### RECORDS
--*--
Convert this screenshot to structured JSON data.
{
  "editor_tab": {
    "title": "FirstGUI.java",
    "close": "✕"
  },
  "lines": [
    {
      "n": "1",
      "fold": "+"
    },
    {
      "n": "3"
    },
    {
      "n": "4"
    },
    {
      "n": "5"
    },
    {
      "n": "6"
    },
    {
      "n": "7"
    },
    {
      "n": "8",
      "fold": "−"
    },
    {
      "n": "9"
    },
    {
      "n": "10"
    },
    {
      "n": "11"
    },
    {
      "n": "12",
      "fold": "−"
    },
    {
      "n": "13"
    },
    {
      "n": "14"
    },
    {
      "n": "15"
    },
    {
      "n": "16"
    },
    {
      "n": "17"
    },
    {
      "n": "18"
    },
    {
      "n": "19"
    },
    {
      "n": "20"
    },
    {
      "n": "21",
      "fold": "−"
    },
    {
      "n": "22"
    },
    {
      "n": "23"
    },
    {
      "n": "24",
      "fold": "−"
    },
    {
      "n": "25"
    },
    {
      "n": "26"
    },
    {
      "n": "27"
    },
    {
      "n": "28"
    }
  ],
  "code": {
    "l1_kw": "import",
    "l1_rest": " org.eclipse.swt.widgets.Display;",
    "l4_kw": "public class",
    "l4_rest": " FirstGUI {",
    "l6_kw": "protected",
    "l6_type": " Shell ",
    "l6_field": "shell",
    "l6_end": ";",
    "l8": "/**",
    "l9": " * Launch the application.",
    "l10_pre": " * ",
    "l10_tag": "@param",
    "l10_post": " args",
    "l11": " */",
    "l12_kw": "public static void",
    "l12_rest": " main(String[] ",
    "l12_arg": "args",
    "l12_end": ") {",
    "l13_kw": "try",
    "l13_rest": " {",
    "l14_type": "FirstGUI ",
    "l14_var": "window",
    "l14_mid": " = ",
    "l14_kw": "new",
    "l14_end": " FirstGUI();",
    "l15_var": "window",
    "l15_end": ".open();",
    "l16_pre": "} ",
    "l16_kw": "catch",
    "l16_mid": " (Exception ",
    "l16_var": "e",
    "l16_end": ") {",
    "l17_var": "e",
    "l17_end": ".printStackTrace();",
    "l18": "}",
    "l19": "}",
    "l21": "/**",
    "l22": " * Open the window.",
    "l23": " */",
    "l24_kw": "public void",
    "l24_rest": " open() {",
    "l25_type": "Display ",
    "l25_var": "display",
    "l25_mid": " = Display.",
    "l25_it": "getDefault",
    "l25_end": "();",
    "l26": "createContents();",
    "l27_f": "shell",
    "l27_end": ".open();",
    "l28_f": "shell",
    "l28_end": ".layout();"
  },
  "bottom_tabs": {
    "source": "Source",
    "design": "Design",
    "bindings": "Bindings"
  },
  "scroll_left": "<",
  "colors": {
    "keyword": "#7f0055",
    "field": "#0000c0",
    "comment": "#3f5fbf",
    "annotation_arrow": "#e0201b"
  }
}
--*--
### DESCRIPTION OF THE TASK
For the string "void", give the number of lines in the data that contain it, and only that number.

### SOLUTION
2